But other passengers wondered what's next.
"The people on the flight started saying, 'Well does that mean the cells will be more active? Will there be revenge actions?' You know, we worry," said Kira Sirote, who witnessed the attacks on the World Trade Center on September 11, 2001.
But Sirote and a dozen other passengers on the flight who spoke with CNN said they had no intention of changing their travel plans.
The U.S. Department of State, however, warned U.S. citizens traveling and living abroad to be on alert for the "enhanced potential for anti-American violence."
The agency also strongly urged U.S. citizens "in areas where recent events could cause anti-American violence" to limit their travel outside of their homes and hotels and avoid mass gatherings and demonstrations.
No new airport alert
But Bin Laden's death doesn't necessarily mean travelers will see stricter security at the airport.
The Department of Homeland Security remains at a heightened state of vigilance, but does not intend to issue an alert at this time, said Secretary of Homeland Security Janet Napolitano in a statement.
"We will only issue alerts when we have specific or credible information to convey to the American public," Napolitano said.
"However, our security posture, which always includes a number of measures both seen and unseen, will continue to respond appropriately to protect the American people from an evolving threat picture both in the coming days and beyond."
CNN's Allan Chernoff saw no noticeable change to security at Newark International Airport on Monday.
Still, the Port Authority of New York and New Jersey -- which owns and operates airports including Newark International, JFK International and LaGuardia -- said it was increasing police presence at its facilities.
The response was not based on a current threat, but out of an abundance of caution and all facilities would remain fully operational and at normal service levels, the Port Authority said in a statement.
Security experts said the government is trying to avoid being overly alarmist about any threat, but wants travelers to be aware about their surroundings.
"I think what we're likely to see is some fairly amateurish attacks over the next maybe two to three weeks. Certainly U.S. interests primarily abroad, so U.S. visitors and workers who live overseas should be particularly careful," said Michael Barrett, former director of strategy for the White House Homeland Security Council.
"We certainly want to be prepared and it's just important that all Americans are a little extra vigilant."
Meanwhile, other countries were quick to follow the U.S. Department of State in issuing a travel alert.

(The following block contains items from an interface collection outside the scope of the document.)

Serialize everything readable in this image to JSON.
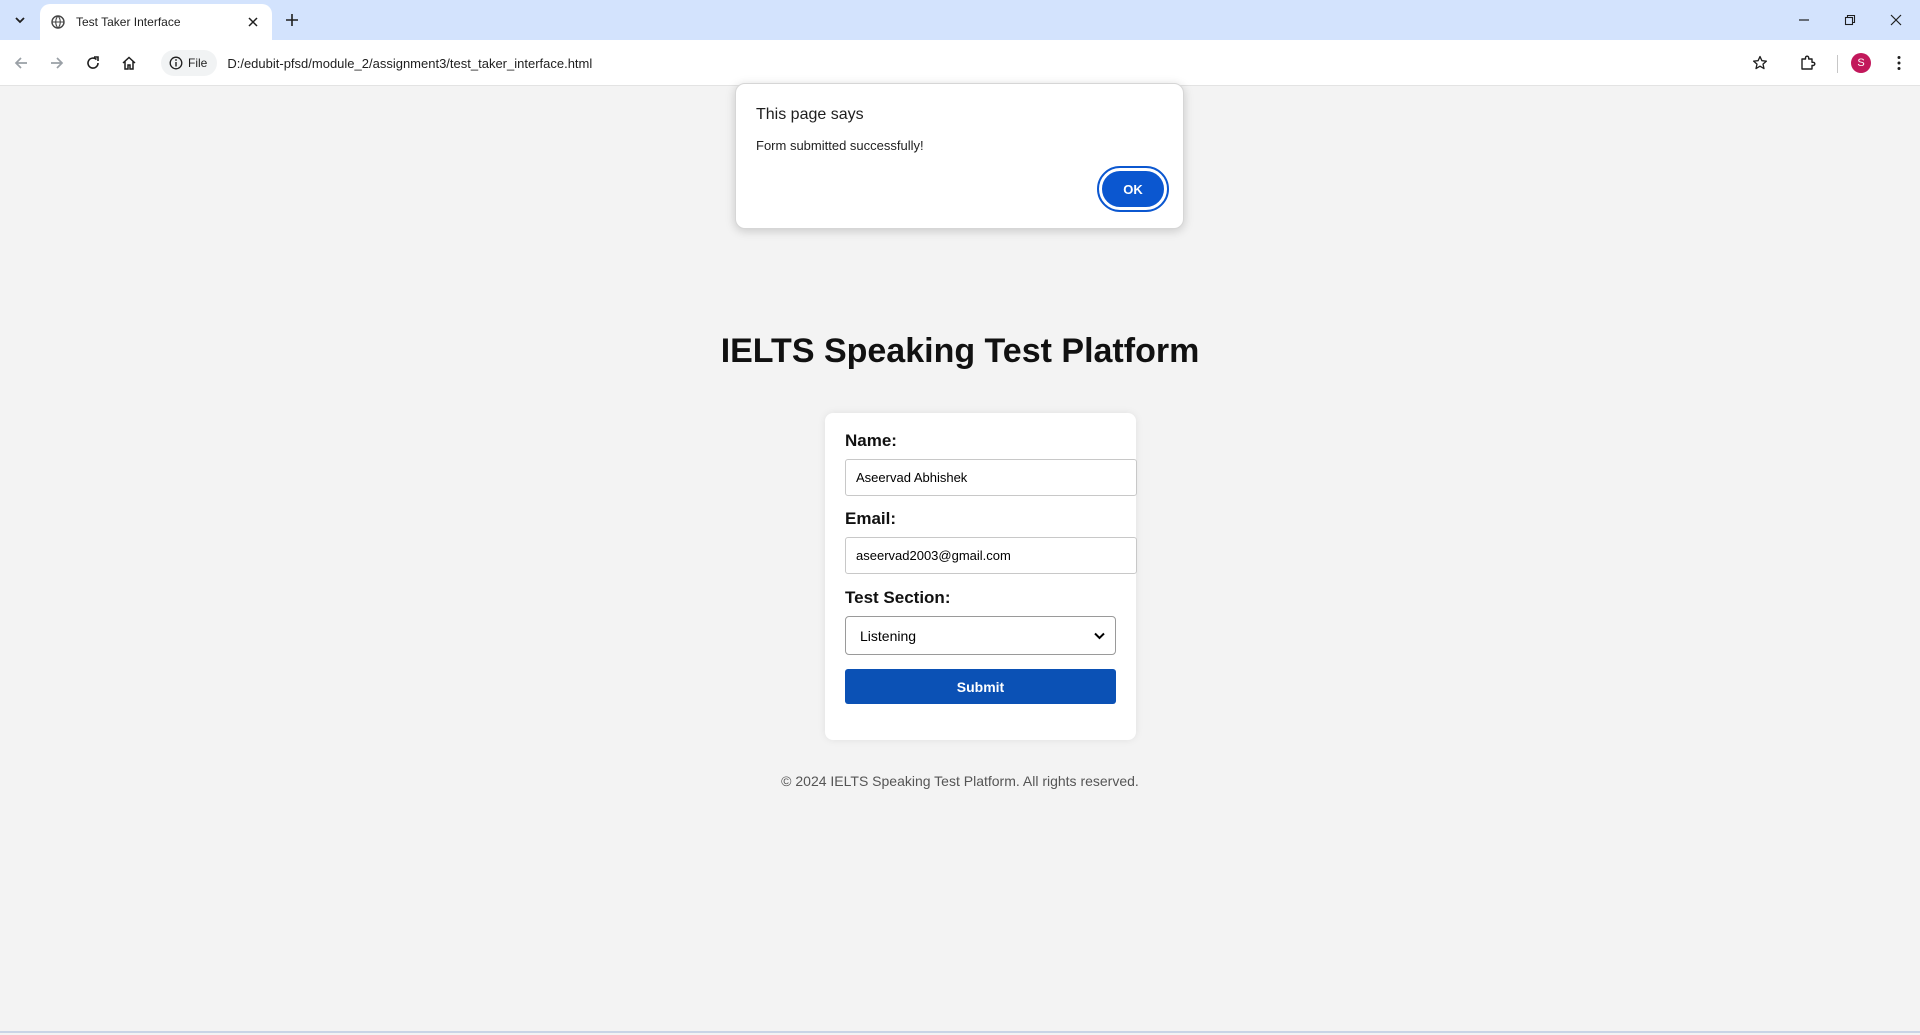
{
  "browser": {
    "tab_title": "Test Taker Interface",
    "site_chip_label": "File",
    "url": "D:/edubit-pfsd/module_2/assignment3/test_taker_interface.html",
    "profile_initial": "S"
  },
  "page": {
    "title": "IELTS Speaking Test Platform",
    "form": {
      "name_label": "Name:",
      "name_value": "Aseervad Abhishek",
      "email_label": "Email:",
      "email_value": "aseervad2003@gmail.com",
      "section_label": "Test Section:",
      "section_value": "Listening",
      "submit_label": "Submit"
    },
    "footer": "© 2024 IELTS Speaking Test Platform. All rights reserved."
  },
  "alert": {
    "title": "This page says",
    "message": "Form submitted successfully!",
    "ok_label": "OK"
  },
  "colors": {
    "accent": "#0b57d0",
    "submit": "#0b51b5",
    "page_background": "#f3f3f3",
    "tabstrip": "#d3e3fd",
    "avatar": "#c2185b"
  }
}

The Australian government on Monday warned its citizens about an "enhanced risk of anti-Western violence" following bin Laden's death.
Britain's Foreign and Commonwealth Office urged British nationals overseas to "monitor the media carefully for local reactions, remain vigilant, exercise caution in all public places and avoid demonstrations, large crowds of people and public events."
CNN's Allan Chernoff contributed to this report.